Tyrannosaur begins in a rage. Joseph, the bad-tempered main character, played with a palpable fury and frustration by Peter Mullan (Children of Men), stumbles out of the bookies, yelling at unseen enemies. His dog waits for him, chained up outside. With no one else to take his anger out on, Joseph kicks his faithful pet. The consequences are instantaneous, and so is Joseph's mood swing. He is remorseful, sad, and calm. The rage is gone.
It's a cycle familiar to anyone with a bad temper, and also one that can be indicative of an abuser. Joseph's wrath is practically manic. He rides a rollercoaster of anger and sorrow. We see him act in his daily life, alternately popping off at the people he encounters and then receding when challenged. Only that last bit is a feint. He pretends to defer to common sense before lashing out. The pattern scares even him, and during one of the comedowns, he ducks into a charity shop to hide. There, he meets Hannah (Olivia Colman, Hot Fuzz, The Iron Lady), a kindly religious woman unafraid to offer succor to a soul in need. Unsurprisingly, he repays her by being mean.
Hannah is trapped in her own abusive cycle. Her husband James (Eddie Marsan, Happy-Go-Lucky) is jealous and petty. He blackens her eye when he hears a rumor that she's been seen with Joseph, and then apologizes as if he were helpless to stop himself. Joseph seems sympathetic to her when she shows up with the bruise, but our fear is that he has been drawn to his woman because he senses she could be a new recipient of his fury.
Tyrannosaur is written and directed by actor Paddy Considine, who starred in the middle portion of the Red Riding Trilogy; this is his feature debut, developing a short he made a couple of years ago. In this full-length film, he portrays a social environment plagued by pervasive violence. The approach is in line with the tradition of "kitchen sink" films from the 1960s: this is an everyday drama of average people caught in a cultural tailspin. The potential for destruction is everywhere, on every street corner and behind every door. Everyone is angry. Racial hatred comes into play, as does generational distrust. Most direct in Joseph's line of sight is the little boy he has befriended across the street. Sam (Samuel Bottomsley) talks to his neighbor when his mom has her boyfriend over. The boyfriend is a posturing prick with a pitbull who likes to use the dog to tease the kid. You can tell from the get-go that this won't end well.
Considine's drama revolves around two people who can't control their situation on their own finding some measure of stability together. The ironic divide is that while Hannah can't stop her husband's attacks, Joseph can't stop himself--it's the exterior threat versus the interior one. The main trio of actors are exceptional together. Marsan is menacing and small. He comes off as truly demented. This contrasts well against Mullan's performance. Despite how terrible Joseph can be, he is not the cartoon that James is. Mullan conveys a deep, unknowable hurt within the rageaholic, and it's not just at the easy times, like when he talks about his late wife. There's real visible pain in his comedowns, and also in the way he wrestles to keep from flaring up again. Eventually, we come to trust that he won't hurt Hannah, and this is largely thanks to the trust she places in him. Colman has to roll with a lot of conflicting emotions, her character is the most complex, but she's more than able to portray any challenge the script throws her way.

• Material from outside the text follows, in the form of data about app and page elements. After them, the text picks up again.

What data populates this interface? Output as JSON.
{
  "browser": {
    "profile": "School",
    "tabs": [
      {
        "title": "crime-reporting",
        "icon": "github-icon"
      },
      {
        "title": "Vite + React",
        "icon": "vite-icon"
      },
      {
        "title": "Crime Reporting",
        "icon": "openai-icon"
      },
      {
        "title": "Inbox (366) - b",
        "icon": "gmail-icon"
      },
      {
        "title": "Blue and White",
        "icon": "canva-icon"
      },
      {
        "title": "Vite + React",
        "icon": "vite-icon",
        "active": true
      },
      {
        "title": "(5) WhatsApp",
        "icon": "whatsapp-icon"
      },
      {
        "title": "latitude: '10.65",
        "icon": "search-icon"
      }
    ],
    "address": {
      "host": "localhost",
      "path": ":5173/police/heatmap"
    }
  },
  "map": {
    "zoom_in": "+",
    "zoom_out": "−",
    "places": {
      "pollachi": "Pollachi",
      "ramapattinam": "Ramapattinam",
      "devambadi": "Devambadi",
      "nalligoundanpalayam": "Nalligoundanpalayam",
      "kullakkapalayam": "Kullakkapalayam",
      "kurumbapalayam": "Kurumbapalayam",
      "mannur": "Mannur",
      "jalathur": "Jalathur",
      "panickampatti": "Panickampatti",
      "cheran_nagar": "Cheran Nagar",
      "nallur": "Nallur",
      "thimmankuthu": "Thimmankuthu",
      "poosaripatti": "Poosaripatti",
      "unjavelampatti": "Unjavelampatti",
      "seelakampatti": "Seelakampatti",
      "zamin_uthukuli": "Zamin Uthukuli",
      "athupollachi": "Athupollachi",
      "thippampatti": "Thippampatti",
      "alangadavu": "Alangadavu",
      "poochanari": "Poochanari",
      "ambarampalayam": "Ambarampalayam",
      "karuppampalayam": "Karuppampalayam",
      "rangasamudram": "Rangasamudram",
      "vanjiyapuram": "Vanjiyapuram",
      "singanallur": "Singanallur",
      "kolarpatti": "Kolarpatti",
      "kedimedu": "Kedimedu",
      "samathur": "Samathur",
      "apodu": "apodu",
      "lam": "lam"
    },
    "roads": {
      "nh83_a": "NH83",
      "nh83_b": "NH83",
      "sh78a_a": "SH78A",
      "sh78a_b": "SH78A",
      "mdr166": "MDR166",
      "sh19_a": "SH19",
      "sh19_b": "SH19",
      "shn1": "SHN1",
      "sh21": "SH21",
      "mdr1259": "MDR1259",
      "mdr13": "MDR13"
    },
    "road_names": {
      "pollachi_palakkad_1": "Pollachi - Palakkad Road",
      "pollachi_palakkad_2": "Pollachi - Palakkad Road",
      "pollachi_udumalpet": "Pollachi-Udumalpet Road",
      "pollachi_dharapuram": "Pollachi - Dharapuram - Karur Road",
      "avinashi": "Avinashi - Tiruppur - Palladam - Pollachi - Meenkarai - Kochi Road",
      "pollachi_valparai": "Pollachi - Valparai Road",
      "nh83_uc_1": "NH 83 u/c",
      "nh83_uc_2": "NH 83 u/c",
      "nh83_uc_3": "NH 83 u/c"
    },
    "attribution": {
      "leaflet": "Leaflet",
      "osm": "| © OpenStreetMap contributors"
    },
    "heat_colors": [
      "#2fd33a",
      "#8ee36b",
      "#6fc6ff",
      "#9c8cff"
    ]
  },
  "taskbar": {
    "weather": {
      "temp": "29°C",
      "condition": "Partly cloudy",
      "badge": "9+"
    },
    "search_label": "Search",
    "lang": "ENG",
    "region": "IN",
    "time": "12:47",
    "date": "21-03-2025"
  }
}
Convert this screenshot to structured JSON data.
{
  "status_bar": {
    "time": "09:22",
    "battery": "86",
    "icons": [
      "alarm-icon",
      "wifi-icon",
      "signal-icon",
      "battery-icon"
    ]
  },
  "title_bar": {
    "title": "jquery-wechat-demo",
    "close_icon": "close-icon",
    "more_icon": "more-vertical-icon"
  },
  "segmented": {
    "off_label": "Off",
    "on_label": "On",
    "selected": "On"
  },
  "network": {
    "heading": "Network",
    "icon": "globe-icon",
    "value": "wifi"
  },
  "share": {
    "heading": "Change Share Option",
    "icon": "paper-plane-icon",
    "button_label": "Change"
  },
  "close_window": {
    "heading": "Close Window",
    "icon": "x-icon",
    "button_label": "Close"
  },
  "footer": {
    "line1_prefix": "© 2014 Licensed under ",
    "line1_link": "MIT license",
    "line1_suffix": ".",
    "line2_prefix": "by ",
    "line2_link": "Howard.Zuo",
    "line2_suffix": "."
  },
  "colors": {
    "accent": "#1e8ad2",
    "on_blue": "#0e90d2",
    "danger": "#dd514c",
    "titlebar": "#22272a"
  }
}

Tyrannosaur is a difficult film to watch. The brutality and cruelty is harshly rendered, and those squeamish about abuse and rape will have a tough time making it through its scant 90-minute running time. Thankfully, Considine doesn't cheapen this bald material by creating an easy way out for any of the people caught up in the drama. The narrative does eventually work its way to a kind of resolution, and it is one that is emotionally satisfying, but it feels more like the first baby steps toward better lives than it does an all-powerful solution.